- [About this exercise]: Determine how many lines below contain the word "Untitled", then write that number by itself.

- [Given records]:
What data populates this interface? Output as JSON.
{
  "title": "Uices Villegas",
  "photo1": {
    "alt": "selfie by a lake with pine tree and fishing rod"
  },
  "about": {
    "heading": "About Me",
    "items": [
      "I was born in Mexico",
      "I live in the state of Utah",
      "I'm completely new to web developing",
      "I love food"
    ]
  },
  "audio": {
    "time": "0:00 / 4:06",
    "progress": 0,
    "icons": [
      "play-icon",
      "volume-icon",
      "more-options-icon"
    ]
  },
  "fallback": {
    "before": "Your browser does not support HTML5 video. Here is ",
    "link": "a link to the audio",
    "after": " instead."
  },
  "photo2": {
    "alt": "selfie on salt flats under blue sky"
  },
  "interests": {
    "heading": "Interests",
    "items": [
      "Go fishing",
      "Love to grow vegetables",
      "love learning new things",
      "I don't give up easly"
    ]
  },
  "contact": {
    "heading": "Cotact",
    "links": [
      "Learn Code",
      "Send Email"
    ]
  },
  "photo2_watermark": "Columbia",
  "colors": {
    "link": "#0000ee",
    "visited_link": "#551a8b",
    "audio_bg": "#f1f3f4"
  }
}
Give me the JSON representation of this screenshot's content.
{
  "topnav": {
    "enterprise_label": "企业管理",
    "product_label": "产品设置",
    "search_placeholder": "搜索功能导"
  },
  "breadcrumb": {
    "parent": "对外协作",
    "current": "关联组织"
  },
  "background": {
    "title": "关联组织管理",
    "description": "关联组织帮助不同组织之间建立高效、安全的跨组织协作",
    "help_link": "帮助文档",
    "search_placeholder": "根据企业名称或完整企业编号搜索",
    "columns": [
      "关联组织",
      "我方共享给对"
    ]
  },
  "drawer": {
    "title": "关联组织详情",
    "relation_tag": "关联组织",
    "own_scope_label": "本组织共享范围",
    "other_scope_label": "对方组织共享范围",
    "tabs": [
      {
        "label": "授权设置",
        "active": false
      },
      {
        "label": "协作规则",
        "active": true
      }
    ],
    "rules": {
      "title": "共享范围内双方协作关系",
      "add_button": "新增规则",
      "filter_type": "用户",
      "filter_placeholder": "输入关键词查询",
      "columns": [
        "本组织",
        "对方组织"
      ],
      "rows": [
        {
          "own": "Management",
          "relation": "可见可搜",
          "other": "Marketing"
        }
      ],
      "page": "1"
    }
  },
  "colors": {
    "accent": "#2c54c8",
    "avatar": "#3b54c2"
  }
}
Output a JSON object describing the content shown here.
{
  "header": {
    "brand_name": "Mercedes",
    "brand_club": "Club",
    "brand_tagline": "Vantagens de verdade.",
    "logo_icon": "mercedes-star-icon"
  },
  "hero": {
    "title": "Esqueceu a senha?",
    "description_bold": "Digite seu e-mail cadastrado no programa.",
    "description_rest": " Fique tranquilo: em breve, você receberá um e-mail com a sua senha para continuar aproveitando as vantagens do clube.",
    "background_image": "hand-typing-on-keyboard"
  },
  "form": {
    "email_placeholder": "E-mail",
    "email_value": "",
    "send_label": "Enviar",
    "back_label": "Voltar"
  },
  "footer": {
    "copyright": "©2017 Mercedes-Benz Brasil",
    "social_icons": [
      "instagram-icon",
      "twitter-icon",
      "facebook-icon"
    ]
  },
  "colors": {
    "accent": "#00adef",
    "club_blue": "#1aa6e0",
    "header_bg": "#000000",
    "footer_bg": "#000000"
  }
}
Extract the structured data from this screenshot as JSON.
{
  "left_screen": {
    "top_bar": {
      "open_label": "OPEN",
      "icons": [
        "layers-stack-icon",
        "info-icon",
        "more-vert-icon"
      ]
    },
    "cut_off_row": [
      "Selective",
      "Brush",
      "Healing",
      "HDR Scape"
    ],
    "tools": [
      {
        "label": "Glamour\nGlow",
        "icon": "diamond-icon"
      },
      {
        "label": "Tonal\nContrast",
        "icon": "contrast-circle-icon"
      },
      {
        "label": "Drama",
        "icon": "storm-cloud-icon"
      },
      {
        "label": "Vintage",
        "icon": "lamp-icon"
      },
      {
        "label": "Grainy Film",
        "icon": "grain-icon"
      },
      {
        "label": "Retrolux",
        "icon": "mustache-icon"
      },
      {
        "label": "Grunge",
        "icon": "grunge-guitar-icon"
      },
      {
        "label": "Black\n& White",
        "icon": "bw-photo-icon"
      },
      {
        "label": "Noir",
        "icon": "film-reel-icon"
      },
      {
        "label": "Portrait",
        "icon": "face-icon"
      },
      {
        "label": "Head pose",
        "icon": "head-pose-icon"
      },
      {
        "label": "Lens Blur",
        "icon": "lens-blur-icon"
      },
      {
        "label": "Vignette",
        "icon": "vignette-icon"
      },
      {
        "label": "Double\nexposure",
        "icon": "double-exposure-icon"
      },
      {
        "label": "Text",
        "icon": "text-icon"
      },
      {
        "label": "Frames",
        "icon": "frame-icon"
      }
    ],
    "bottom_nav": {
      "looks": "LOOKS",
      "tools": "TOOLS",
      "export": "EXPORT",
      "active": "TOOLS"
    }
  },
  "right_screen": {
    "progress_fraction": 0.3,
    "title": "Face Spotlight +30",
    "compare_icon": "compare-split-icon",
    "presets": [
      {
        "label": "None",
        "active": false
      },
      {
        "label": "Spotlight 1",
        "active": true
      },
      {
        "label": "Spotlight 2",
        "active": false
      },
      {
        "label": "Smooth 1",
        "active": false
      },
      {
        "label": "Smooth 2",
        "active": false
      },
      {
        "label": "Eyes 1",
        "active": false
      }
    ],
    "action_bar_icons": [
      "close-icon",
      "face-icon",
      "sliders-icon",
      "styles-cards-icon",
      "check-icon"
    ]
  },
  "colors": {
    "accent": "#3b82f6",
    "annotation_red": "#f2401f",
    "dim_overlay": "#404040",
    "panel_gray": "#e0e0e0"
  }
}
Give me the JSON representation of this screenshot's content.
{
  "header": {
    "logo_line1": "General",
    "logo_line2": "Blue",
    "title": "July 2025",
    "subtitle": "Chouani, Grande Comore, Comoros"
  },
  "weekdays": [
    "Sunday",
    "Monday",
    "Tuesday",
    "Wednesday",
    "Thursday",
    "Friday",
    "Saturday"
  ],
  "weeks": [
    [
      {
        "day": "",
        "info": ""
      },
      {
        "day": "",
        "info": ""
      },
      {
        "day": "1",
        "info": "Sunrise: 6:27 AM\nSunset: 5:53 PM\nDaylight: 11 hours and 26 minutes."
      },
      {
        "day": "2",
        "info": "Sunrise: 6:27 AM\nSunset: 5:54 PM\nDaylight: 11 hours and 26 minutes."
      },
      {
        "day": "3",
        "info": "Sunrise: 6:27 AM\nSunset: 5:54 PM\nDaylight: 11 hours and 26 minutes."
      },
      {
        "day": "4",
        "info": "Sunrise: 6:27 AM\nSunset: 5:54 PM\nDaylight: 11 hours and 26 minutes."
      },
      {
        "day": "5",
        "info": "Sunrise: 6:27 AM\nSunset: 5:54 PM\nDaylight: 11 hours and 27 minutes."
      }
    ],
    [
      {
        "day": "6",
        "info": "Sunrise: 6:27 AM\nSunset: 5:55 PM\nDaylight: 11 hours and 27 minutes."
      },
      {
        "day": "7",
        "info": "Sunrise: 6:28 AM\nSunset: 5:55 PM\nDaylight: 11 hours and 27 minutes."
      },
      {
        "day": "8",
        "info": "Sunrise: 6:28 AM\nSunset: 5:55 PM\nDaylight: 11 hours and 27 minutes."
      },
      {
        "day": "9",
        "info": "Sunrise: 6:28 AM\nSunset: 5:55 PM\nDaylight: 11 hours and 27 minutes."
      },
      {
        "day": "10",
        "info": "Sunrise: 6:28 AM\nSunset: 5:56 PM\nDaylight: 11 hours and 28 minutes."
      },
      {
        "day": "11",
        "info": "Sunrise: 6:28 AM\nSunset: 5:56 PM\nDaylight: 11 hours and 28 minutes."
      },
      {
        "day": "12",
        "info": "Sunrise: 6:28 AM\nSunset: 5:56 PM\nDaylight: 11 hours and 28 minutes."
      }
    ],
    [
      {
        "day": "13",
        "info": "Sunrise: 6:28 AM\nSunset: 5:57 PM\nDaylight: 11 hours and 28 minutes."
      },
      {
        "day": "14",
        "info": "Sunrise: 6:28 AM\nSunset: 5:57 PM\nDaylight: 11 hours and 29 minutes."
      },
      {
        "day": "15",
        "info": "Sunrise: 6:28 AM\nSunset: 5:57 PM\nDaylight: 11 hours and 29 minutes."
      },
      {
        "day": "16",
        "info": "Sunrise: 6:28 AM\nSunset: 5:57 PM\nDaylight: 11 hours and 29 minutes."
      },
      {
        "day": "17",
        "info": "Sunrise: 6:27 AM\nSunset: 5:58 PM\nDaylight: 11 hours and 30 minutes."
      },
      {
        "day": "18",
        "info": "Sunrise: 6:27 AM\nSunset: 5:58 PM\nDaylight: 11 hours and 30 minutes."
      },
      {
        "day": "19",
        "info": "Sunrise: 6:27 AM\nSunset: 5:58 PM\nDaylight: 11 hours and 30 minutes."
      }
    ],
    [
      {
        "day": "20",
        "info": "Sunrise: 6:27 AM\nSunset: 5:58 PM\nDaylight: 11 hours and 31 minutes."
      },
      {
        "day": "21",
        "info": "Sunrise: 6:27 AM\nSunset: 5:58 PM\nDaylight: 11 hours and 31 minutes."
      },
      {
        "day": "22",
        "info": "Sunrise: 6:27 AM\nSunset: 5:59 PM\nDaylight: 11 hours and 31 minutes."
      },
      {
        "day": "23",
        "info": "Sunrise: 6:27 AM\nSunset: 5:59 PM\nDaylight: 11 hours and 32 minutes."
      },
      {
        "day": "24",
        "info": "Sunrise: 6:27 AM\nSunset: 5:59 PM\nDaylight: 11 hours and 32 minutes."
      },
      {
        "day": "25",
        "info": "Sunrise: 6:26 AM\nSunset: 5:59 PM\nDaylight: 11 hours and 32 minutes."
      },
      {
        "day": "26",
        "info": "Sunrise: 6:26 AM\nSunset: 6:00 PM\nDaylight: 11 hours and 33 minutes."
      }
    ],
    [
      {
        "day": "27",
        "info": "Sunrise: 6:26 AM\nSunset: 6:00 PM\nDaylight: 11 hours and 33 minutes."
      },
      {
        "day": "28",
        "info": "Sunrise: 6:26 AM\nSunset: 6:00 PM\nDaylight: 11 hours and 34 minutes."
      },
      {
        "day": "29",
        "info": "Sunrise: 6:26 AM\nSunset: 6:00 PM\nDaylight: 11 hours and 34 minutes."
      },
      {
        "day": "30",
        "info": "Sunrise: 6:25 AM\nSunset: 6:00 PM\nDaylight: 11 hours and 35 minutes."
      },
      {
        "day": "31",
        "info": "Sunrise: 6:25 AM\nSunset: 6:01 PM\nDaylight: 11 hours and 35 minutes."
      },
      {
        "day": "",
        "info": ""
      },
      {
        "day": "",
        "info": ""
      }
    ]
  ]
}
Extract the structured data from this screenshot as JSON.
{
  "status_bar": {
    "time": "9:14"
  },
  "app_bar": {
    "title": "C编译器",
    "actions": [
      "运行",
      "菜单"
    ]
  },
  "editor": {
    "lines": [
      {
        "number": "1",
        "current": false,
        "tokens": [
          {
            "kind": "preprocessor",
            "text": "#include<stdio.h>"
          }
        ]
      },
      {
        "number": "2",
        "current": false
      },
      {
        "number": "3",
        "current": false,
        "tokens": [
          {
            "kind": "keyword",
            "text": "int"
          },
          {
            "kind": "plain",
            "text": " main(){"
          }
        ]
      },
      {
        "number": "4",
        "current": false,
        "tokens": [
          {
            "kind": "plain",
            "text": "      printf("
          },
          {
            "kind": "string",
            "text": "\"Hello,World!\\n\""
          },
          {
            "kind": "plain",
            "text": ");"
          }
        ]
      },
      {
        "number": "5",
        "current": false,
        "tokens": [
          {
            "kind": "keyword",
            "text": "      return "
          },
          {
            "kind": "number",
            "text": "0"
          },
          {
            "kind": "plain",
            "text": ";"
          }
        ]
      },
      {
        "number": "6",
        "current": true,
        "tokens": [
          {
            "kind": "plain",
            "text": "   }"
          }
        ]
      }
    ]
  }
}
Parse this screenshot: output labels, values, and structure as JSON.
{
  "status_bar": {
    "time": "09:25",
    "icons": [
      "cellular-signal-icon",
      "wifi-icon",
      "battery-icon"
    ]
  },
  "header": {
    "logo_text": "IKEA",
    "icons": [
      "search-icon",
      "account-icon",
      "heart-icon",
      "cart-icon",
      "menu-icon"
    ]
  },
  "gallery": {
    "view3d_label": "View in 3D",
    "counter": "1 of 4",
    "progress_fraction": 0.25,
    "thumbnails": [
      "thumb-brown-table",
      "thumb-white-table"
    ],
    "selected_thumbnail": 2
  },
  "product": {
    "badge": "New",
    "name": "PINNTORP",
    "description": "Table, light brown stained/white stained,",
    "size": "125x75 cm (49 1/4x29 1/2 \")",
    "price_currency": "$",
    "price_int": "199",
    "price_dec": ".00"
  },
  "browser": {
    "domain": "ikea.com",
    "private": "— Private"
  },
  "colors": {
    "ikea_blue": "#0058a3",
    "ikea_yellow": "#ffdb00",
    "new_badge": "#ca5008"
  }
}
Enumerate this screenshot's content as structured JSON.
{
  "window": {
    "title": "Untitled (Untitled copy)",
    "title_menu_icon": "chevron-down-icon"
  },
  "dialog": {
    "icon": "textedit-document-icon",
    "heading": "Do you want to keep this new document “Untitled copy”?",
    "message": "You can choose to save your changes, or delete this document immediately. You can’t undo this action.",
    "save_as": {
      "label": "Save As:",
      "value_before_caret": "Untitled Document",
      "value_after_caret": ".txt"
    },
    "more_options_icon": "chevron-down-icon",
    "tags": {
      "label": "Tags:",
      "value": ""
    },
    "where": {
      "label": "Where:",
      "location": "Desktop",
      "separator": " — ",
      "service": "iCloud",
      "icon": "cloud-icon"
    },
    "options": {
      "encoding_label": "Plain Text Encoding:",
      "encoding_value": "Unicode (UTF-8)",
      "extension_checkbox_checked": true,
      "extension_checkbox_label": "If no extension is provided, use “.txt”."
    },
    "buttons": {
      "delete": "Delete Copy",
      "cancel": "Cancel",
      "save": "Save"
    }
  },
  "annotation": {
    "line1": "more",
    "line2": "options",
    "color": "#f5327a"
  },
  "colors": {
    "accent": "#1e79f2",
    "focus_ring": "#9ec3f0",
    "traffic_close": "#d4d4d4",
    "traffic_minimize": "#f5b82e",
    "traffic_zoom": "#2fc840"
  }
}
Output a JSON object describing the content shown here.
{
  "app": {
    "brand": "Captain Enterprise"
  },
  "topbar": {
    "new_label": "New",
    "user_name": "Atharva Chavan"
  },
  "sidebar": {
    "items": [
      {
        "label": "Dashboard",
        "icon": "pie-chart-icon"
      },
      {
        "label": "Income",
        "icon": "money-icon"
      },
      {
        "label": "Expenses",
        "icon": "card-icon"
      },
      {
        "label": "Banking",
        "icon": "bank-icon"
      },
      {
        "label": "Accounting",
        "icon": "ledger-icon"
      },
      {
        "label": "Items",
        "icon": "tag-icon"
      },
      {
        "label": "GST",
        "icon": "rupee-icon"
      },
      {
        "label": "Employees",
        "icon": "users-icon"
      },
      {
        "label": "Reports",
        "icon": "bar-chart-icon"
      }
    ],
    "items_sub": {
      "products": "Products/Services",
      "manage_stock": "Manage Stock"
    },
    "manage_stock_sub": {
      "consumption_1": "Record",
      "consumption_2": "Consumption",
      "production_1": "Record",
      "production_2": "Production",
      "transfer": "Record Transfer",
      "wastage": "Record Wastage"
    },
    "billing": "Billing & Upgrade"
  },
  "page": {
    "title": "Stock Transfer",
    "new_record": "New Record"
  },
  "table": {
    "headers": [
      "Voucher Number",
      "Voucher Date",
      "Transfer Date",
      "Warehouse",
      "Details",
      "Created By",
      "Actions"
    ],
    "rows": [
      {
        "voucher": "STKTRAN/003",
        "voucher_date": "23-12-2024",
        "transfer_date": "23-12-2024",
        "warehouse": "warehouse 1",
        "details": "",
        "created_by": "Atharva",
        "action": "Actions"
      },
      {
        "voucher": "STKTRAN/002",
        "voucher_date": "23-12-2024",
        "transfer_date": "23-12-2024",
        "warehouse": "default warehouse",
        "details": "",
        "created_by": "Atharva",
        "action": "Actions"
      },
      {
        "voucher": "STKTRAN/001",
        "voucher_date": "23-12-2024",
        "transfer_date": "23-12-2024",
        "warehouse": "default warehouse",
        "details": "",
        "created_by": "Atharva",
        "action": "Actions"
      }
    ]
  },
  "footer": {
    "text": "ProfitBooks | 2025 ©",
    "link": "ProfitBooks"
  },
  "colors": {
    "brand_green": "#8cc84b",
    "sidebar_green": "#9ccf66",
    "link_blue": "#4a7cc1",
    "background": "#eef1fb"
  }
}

- [Completed task]: 3